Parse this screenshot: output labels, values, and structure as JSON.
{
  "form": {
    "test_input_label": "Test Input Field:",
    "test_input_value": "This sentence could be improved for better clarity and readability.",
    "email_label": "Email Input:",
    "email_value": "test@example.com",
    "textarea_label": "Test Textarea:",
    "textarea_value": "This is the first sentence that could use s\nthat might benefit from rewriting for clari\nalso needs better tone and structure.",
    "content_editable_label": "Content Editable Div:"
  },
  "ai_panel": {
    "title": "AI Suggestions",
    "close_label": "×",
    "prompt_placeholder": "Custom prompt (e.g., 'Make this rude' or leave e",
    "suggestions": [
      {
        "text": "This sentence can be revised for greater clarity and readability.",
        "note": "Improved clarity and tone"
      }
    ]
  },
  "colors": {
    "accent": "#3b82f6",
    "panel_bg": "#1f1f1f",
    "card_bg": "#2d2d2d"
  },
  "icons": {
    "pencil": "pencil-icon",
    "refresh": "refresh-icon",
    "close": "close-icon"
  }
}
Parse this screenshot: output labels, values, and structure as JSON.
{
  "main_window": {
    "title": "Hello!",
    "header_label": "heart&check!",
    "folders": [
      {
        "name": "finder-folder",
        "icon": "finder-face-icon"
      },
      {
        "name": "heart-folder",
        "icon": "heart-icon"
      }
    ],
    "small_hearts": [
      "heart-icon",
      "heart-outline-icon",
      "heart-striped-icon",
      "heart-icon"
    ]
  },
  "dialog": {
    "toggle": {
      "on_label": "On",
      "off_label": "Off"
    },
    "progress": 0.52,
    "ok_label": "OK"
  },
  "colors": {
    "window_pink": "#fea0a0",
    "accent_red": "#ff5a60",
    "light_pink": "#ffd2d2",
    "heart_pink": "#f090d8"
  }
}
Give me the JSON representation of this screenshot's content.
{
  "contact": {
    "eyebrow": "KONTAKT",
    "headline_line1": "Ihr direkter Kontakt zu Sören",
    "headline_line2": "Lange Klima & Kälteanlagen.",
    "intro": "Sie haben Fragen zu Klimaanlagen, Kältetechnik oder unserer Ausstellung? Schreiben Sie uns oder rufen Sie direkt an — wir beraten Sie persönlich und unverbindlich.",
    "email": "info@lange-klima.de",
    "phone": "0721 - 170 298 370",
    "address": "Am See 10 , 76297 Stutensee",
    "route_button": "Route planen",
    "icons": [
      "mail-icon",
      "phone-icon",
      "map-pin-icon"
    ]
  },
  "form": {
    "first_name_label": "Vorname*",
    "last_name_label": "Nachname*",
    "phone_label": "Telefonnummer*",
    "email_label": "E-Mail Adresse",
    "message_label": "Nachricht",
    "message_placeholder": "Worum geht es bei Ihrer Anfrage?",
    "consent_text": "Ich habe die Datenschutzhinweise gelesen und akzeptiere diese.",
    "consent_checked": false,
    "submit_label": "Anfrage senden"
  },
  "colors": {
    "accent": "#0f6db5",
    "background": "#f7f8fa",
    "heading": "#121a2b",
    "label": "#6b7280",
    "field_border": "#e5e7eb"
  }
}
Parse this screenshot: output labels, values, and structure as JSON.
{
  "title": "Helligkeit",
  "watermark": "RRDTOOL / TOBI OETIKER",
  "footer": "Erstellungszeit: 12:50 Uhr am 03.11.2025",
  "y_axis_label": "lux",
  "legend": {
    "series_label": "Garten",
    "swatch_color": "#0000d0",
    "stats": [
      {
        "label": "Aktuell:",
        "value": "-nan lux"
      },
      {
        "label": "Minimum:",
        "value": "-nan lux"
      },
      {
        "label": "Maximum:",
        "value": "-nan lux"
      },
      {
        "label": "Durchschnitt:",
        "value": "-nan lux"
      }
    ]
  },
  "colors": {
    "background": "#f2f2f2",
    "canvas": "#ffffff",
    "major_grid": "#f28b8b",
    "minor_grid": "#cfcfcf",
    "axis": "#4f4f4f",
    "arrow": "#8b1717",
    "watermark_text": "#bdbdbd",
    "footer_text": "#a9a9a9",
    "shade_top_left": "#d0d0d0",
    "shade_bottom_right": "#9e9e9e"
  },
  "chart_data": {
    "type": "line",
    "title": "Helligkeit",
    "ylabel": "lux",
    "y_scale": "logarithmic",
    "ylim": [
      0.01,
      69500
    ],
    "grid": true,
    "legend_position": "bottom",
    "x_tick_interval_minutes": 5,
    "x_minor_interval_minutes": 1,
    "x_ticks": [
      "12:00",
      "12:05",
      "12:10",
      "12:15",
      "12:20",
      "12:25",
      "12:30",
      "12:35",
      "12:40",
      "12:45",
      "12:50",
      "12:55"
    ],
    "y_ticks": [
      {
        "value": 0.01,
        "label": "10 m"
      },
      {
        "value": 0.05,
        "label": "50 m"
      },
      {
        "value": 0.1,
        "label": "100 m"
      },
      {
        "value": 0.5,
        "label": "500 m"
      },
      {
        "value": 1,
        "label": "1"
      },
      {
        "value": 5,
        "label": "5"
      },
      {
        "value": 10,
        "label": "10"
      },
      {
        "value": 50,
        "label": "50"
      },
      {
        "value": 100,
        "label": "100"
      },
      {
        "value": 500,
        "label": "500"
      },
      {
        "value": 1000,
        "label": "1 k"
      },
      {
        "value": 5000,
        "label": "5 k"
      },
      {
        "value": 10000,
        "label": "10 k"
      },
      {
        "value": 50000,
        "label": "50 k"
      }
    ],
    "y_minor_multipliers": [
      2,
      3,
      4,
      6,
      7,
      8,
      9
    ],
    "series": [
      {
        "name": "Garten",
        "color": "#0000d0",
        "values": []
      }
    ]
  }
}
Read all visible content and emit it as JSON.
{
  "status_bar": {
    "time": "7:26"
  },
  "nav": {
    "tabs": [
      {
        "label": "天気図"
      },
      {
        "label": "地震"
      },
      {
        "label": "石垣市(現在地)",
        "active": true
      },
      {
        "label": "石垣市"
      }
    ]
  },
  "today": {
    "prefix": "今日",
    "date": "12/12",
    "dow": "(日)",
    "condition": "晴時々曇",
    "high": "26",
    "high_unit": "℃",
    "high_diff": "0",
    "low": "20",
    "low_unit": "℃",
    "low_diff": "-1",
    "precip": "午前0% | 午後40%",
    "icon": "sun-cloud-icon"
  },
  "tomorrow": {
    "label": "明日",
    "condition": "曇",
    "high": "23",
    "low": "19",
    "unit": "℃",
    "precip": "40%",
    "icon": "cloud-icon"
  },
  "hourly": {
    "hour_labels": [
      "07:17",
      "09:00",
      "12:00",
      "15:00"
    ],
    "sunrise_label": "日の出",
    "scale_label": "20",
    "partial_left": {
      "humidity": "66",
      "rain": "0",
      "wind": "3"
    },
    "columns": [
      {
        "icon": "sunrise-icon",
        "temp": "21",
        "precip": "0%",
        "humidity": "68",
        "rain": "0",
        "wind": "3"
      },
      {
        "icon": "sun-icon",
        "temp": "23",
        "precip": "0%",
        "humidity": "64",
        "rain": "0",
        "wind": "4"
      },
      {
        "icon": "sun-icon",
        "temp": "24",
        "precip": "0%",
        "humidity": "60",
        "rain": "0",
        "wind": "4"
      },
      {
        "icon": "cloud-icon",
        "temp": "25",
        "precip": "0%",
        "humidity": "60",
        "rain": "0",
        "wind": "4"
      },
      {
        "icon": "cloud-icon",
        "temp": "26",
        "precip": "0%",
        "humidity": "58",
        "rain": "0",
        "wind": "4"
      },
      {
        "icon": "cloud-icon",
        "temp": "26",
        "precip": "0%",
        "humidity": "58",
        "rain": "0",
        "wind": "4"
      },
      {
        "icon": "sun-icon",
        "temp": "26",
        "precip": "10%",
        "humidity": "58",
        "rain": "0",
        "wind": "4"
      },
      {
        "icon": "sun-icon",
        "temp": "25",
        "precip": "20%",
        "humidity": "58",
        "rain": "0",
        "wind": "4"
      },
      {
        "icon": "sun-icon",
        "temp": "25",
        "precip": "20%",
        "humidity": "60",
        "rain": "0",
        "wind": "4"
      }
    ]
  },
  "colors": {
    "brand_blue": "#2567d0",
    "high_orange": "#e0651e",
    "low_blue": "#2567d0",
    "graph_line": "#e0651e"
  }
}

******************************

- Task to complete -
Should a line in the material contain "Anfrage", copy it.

- Result -
    "message_placeholder": "Worum geht es bei Ihrer Anfrage?",
    "submit_label": "Anfrage senden"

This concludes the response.